“Dr. Schaefer stated he has always felt bad about what happened to (the student), but felt he could not do anything to help her since she did not want to file a formal written complaint,” Radillo wrote.

According to the report, CWU at the time had an informal policy of not investigating unless a formal complaint was filed. The investigation began this year on the heels of the Herald-Republic’s first public records request; university officials expressed concerns in court documents that the lack of a formal investigation created a liability for the university under the antidiscrimination law Title IX.

In 2007, Manweller denied the allegations to Schaefer and CWU Office of Equal Opportunity director Nancy Howard, who provided Manweller with a copy of the university’s sexual harassment policy. Following the release of the formal investigation in October, Manweller was again provided with a copy of the university’s sexual harassment policy.

Manweller told the investigator that he believes rumors of his involvement with students stem from a misinterpretation of his relationship with his ex-wife, a former university student who Manweller met before his employment there began in 2003. The two were married in 2000 but divorced in 2008, according to court documents.

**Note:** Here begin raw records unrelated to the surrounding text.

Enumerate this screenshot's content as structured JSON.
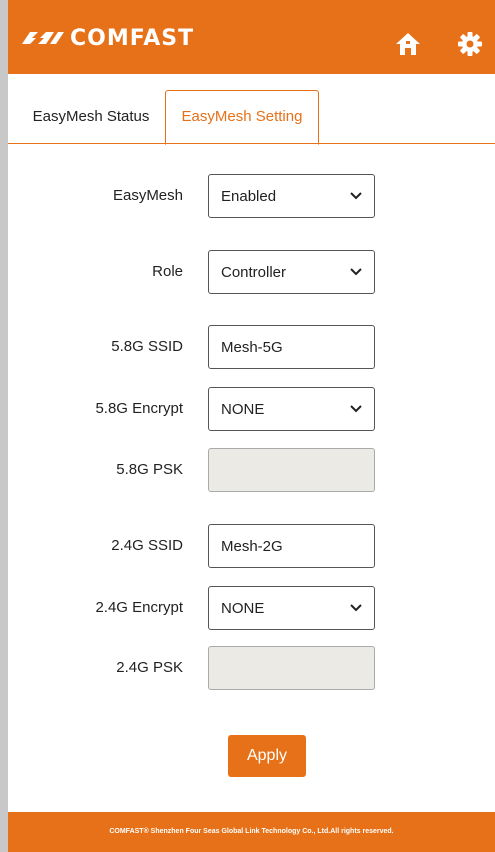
{
  "brand": {
    "name": "COMFAST",
    "color": "#e67118"
  },
  "header": {
    "home_icon": "home-icon",
    "settings_icon": "gear-icon"
  },
  "tabs": [
    {
      "label": "EasyMesh Status",
      "active": false
    },
    {
      "label": "EasyMesh Setting",
      "active": true
    }
  ],
  "form": {
    "easymesh": {
      "label": "EasyMesh",
      "value": "Enabled"
    },
    "role": {
      "label": "Role",
      "value": "Controller"
    },
    "ssid_5g": {
      "label": "5.8G SSID",
      "value": "Mesh-5G"
    },
    "encrypt_5g": {
      "label": "5.8G Encrypt",
      "value": "NONE"
    },
    "psk_5g": {
      "label": "5.8G PSK",
      "value": ""
    },
    "ssid_2g": {
      "label": "2.4G SSID",
      "value": "Mesh-2G"
    },
    "encrypt_2g": {
      "label": "2.4G Encrypt",
      "value": "NONE"
    },
    "psk_2g": {
      "label": "2.4G PSK",
      "value": ""
    }
  },
  "apply_label": "Apply",
  "footer": {
    "text": "COMFAST® Shenzhen Four Seas Global Link Technology Co., Ltd.All rights reserved."
  }
}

The Monday hearing on the release of the investigation was originally scheduled for Nov. 5, the day before the election. It was moved to Monday following a request from an attorney for the Herald-Republic and Daily Record.

• Mike Faulk can be reached at 509-577-7675 or mfaulk@yakimaherald.com. Follow him on Twitter at twitter.com/Mike_Faulk.